Hi, I have an interesting physics question for you to ponder. There is a board lying on its side on an ice rink that is completely frictionless (this all takes place in 2 dimensions). The length of the board is about three times its width. There are three different experiments with this board. In the first experiment, a force of magnitude F that is applied at the very end of the board at an angle exactly perpendicular to the side of the board. In the second experiment, the force F is applied to the board at a location halfway between the end of the board and the center of its mass (which is in the middle of the board). In a third experiment, the force is applied directly in line with the center of mass. In the three different experiments, the magnitude and direction of the force is the same. In class, we are studying torque and angular movement, so the answer has something to do with these subjects. The BIG question: Of the three blocks, which block's center of mass accelerates (transnational acceleration, not angular acceleration) the fastest? My teacher claims that the acceleration is the same in each case, but I do not think that is right. Could someone help me understand this? I will most likely need a mathematical, not intuitive explanation to fully understand what is going on in this experiment. Thanks!!

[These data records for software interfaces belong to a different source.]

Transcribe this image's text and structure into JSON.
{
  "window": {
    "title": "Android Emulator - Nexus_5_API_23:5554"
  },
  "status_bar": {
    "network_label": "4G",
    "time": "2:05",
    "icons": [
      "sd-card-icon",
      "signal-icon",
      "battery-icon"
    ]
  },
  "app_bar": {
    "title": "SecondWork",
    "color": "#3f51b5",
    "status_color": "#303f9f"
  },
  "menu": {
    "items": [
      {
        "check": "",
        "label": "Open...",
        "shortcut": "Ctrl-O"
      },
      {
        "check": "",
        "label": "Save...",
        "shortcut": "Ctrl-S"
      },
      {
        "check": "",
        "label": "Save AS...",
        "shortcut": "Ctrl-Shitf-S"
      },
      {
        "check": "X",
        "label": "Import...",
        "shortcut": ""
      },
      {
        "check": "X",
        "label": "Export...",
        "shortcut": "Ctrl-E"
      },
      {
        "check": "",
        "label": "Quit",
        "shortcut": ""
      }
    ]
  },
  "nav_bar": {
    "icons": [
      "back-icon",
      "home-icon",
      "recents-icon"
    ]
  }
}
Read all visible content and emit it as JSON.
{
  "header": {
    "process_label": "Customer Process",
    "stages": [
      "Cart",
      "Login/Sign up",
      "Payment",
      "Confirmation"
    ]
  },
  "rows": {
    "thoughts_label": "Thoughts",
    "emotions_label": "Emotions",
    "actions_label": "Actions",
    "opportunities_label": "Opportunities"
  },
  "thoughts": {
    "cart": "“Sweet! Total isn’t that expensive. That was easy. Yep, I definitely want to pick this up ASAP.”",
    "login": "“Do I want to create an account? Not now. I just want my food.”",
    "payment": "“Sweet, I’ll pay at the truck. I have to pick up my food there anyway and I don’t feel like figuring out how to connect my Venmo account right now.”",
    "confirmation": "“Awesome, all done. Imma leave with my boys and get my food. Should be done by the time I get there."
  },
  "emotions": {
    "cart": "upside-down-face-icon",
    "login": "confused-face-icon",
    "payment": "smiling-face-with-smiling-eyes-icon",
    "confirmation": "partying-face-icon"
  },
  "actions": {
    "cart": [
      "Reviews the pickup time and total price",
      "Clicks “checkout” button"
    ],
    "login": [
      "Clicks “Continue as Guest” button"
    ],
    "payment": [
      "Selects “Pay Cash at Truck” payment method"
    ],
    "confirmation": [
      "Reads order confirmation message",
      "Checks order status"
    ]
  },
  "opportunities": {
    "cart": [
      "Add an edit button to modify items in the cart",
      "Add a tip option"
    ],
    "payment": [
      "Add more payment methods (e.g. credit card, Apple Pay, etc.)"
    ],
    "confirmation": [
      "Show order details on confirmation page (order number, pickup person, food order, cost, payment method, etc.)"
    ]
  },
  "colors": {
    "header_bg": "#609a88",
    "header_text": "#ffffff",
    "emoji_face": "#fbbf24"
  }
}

12-10-2002, 04:12 PM
funny, sounds just like this:


i have no idea if my math and physics are correct though.

12-28-2002, 01:11 AM
Any force that is applied at a distance d from the CG can be replaced by two components: the force itself, applied through the CG, and a rotational component, resulting from the force, that is equal to force x distance, d. Using this approach, the force will always be acting through the CG and since frictionless with no concern for rotation, the board will always accelerate and translate the same. :D


12-29-2002, 11:26 PM
OMG everytime i go to read in this forum its all

The force of friction time mass multiplied by the x postion of the indirect conventional energy loss results in a forward motion provided by the exomagnetic polarity of the motion trail.

How the heck am i ever gunna learn. Got any good books?
Sorry whats CG? Cross gravity? conventional gravity? Corresponding gravity? Correct gravity? I really wanna learn this stuff. But i am stupid 12 year old.